**Exercise instructions:** Please return each line of the listing exactly as given.

**Supplied material:**

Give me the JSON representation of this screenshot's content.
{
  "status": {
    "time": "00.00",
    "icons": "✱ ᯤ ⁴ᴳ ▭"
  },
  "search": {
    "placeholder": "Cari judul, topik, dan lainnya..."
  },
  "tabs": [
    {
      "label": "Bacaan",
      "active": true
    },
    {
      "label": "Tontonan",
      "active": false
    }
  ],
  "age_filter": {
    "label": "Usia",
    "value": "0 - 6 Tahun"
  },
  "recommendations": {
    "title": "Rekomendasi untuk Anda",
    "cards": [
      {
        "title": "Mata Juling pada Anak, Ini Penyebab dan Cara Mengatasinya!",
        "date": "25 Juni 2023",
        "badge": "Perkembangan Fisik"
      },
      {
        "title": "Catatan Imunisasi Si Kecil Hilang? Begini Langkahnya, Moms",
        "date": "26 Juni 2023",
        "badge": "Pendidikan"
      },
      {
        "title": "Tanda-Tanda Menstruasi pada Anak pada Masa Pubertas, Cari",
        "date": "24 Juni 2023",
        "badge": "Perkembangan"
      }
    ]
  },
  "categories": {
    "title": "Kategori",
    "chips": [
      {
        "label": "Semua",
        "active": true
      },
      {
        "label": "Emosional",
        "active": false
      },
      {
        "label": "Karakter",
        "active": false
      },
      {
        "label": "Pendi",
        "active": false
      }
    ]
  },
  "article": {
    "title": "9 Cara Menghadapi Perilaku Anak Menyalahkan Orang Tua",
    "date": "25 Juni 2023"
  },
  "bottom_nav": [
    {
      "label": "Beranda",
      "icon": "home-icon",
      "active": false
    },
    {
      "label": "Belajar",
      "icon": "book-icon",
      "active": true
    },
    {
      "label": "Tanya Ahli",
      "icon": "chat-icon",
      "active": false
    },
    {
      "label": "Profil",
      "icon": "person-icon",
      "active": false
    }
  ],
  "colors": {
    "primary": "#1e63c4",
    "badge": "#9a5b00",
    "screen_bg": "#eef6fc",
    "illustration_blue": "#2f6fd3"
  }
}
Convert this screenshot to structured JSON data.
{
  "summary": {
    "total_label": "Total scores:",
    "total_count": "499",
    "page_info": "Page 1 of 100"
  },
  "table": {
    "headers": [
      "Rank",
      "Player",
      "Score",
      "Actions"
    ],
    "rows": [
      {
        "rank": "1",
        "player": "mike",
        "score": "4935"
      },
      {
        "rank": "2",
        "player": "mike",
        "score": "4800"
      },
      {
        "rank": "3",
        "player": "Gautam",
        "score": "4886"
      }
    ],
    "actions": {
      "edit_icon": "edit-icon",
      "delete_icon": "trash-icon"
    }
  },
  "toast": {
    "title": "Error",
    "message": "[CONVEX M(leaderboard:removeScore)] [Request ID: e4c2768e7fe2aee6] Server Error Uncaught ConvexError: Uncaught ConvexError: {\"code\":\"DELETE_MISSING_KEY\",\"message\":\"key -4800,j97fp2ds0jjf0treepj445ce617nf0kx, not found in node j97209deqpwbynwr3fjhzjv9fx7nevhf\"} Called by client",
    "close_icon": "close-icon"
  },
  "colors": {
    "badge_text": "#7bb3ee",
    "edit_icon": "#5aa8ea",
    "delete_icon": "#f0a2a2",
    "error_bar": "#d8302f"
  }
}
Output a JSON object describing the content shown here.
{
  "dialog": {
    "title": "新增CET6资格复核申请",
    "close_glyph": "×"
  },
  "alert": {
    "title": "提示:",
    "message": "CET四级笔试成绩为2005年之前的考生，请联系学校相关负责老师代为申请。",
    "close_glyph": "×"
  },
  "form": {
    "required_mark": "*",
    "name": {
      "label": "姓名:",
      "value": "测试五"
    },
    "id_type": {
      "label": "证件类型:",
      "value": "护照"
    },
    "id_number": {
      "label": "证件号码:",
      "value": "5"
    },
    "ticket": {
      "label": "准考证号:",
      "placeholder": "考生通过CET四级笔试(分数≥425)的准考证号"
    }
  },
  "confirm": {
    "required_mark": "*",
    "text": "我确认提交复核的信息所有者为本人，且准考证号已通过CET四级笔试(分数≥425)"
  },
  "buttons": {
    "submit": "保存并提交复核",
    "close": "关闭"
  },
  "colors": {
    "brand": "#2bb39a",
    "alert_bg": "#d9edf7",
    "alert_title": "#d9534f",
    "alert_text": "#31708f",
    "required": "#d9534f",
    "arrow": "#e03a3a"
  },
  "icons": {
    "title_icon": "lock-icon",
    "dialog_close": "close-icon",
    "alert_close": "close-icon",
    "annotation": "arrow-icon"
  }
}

**Response area:**
Give me the JSON representation of this screenshot's content.
{
  "status": {
    "time": "00.00",
    "icons": "✱ ᯤ ⁴ᴳ ▭"
  },
  "search": {
    "placeholder": "Cari judul, topik, dan lainnya..."
  },
  "tabs": [
    {
      "label": "Bacaan",
      "active": true
    },
    {
      "label": "Tontonan",
      "active": false
    }
  ],
  "age_filter": {
    "label": "Usia",
    "value": "0 - 6 Tahun"
  },
  "recommendations": {
    "title": "Rekomendasi untuk Anda",
    "cards": [
      {
        "title": "Mata Juling pada Anak, Ini Penyebab dan Cara Mengatasinya!",
        "date": "25 Juni 2023",
        "badge": "Perkembangan Fisik"
      },
      {
        "title": "Catatan Imunisasi Si Kecil Hilang? Begini Langkahnya, Moms",
        "date": "26 Juni 2023",
        "badge": "Pendidikan"
      },
      {
        "title": "Tanda-Tanda Menstruasi pada Anak pada Masa Pubertas, Cari",
        "date": "24 Juni 2023",
        "badge": "Perkembangan"
      }
    ]
  },
  "categories": {
    "title": "Kategori",
    "chips": [
      {
        "label": "Semua",
        "active": true
      },
      {
        "label": "Emosional",
        "active": false
      },
      {
        "label": "Karakter",
        "active": false
      },
      {
        "label": "Pendi",
        "active": false
      }
    ]
  },
  "article": {
    "title": "9 Cara Menghadapi Perilaku Anak Menyalahkan Orang Tua",
    "date": "25 Juni 2023"
  },
  "bottom_nav": [
    {
      "label": "Beranda",
      "icon": "home-icon",
      "active": false
    },
    {
      "label": "Belajar",
      "icon": "book-icon",
      "active": true
    },
    {
      "label": "Tanya Ahli",
      "icon": "chat-icon",
      "active": false
    },
    {
      "label": "Profil",
      "icon": "person-icon",
      "active": false
    }
  ],
  "colors": {
    "primary": "#1e63c4",
    "badge": "#9a5b00",
    "screen_bg": "#eef6fc",
    "illustration_blue": "#2f6fd3"
  }
}
Convert this screenshot to structured JSON data.
{
  "summary": {
    "total_label": "Total scores:",
    "total_count": "499",
    "page_info": "Page 1 of 100"
  },
  "table": {
    "headers": [
      "Rank",
      "Player",
      "Score",
      "Actions"
    ],
    "rows": [
      {
        "rank": "1",
        "player": "mike",
        "score": "4935"
      },
      {
        "rank": "2",
        "player": "mike",
        "score": "4800"
      },
      {
        "rank": "3",
        "player": "Gautam",
        "score": "4886"
      }
    ],
    "actions": {
      "edit_icon": "edit-icon",
      "delete_icon": "trash-icon"
    }
  },
  "toast": {
    "title": "Error",
    "message": "[CONVEX M(leaderboard:removeScore)] [Request ID: e4c2768e7fe2aee6] Server Error Uncaught ConvexError: Uncaught ConvexError: {\"code\":\"DELETE_MISSING_KEY\",\"message\":\"key -4800,j97fp2ds0jjf0treepj445ce617nf0kx, not found in node j97209deqpwbynwr3fjhzjv9fx7nevhf\"} Called by client",
    "close_icon": "close-icon"
  },
  "colors": {
    "badge_text": "#7bb3ee",
    "edit_icon": "#5aa8ea",
    "delete_icon": "#f0a2a2",
    "error_bar": "#d8302f"
  }
}
Output a JSON object describing the content shown here.
{
  "dialog": {
    "title": "新增CET6资格复核申请",
    "close_glyph": "×"
  },
  "alert": {
    "title": "提示:",
    "message": "CET四级笔试成绩为2005年之前的考生，请联系学校相关负责老师代为申请。",
    "close_glyph": "×"
  },
  "form": {
    "required_mark": "*",
    "name": {
      "label": "姓名:",
      "value": "测试五"
    },
    "id_type": {
      "label": "证件类型:",
      "value": "护照"
    },
    "id_number": {
      "label": "证件号码:",
      "value": "5"
    },
    "ticket": {
      "label": "准考证号:",
      "placeholder": "考生通过CET四级笔试(分数≥425)的准考证号"
    }
  },
  "confirm": {
    "required_mark": "*",
    "text": "我确认提交复核的信息所有者为本人，且准考证号已通过CET四级笔试(分数≥425)"
  },
  "buttons": {
    "submit": "保存并提交复核",
    "close": "关闭"
  },
  "colors": {
    "brand": "#2bb39a",
    "alert_bg": "#d9edf7",
    "alert_title": "#d9534f",
    "alert_text": "#31708f",
    "required": "#d9534f",
    "arrow": "#e03a3a"
  },
  "icons": {
    "title_icon": "lock-icon",
    "dialog_close": "close-icon",
    "alert_close": "close-icon",
    "annotation": "arrow-icon"
  }
}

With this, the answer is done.